▶ [Description of the task]
Emit all the data exactly as provided.

————————

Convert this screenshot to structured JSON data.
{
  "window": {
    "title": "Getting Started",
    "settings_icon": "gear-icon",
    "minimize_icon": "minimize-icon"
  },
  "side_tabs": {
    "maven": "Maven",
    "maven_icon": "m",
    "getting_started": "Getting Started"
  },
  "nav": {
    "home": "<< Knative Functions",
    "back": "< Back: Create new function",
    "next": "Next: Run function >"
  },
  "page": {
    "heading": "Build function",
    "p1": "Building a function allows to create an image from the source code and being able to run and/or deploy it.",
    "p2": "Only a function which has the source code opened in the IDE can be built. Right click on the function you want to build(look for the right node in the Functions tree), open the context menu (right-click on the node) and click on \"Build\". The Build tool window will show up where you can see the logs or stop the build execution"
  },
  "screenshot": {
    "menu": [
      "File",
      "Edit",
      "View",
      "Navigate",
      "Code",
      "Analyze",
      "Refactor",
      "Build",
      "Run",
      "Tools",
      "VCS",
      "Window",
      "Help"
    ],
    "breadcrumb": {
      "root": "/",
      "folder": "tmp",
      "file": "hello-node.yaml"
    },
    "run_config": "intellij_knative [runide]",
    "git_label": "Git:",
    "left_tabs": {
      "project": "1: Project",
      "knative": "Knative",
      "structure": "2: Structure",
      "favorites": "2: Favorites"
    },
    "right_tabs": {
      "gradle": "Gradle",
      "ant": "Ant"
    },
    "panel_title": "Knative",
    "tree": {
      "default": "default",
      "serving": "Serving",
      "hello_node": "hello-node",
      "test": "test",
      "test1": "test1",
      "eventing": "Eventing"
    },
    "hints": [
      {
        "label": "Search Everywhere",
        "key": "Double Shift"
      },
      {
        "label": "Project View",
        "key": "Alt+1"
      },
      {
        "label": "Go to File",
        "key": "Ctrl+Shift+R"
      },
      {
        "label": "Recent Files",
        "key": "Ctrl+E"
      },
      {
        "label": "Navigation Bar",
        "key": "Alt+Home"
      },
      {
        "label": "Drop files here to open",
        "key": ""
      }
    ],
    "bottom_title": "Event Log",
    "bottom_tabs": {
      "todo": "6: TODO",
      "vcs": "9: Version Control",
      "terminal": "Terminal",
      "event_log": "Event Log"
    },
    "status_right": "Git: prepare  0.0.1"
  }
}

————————

▶ [Exercise output]
Convert this screenshot to structured JSON data.
{
  "window": {
    "title": "Getting Started",
    "settings_icon": "gear-icon",
    "minimize_icon": "minimize-icon"
  },
  "side_tabs": {
    "maven": "Maven",
    "maven_icon": "m",
    "getting_started": "Getting Started"
  },
  "nav": {
    "home": "<< Knative Functions",
    "back": "< Back: Create new function",
    "next": "Next: Run function >"
  },
  "page": {
    "heading": "Build function",
    "p1": "Building a function allows to create an image from the source code and being able to run and/or deploy it.",
    "p2": "Only a function which has the source code opened in the IDE can be built. Right click on the function you want to build(look for the right node in the Functions tree), open the context menu (right-click on the node) and click on \"Build\". The Build tool window will show up where you can see the logs or stop the build execution"
  },
  "screenshot": {
    "menu": [
      "File",
      "Edit",
      "View",
      "Navigate",
      "Code",
      "Analyze",
      "Refactor",
      "Build",
      "Run",
      "Tools",
      "VCS",
      "Window",
      "Help"
    ],
    "breadcrumb": {
      "root": "/",
      "folder": "tmp",
      "file": "hello-node.yaml"
    },
    "run_config": "intellij_knative [runide]",
    "git_label": "Git:",
    "left_tabs": {
      "project": "1: Project",
      "knative": "Knative",
      "structure": "2: Structure",
      "favorites": "2: Favorites"
    },
    "right_tabs": {
      "gradle": "Gradle",
      "ant": "Ant"
    },
    "panel_title": "Knative",
    "tree": {
      "default": "default",
      "serving": "Serving",
      "hello_node": "hello-node",
      "test": "test",
      "test1": "test1",
      "eventing": "Eventing"
    },
    "hints": [
      {
        "label": "Search Everywhere",
        "key": "Double Shift"
      },
      {
        "label": "Project View",
        "key": "Alt+1"
      },
      {
        "label": "Go to File",
        "key": "Ctrl+Shift+R"
      },
      {
        "label": "Recent Files",
        "key": "Ctrl+E"
      },
      {
        "label": "Navigation Bar",
        "key": "Alt+Home"
      },
      {
        "label": "Drop files here to open",
        "key": ""
      }
    ],
    "bottom_title": "Event Log",
    "bottom_tabs": {
      "todo": "6: TODO",
      "vcs": "9: Version Control",
      "terminal": "Terminal",
      "event_log": "Event Log"
    },
    "status_right": "Git: prepare  0.0.1"
  }
}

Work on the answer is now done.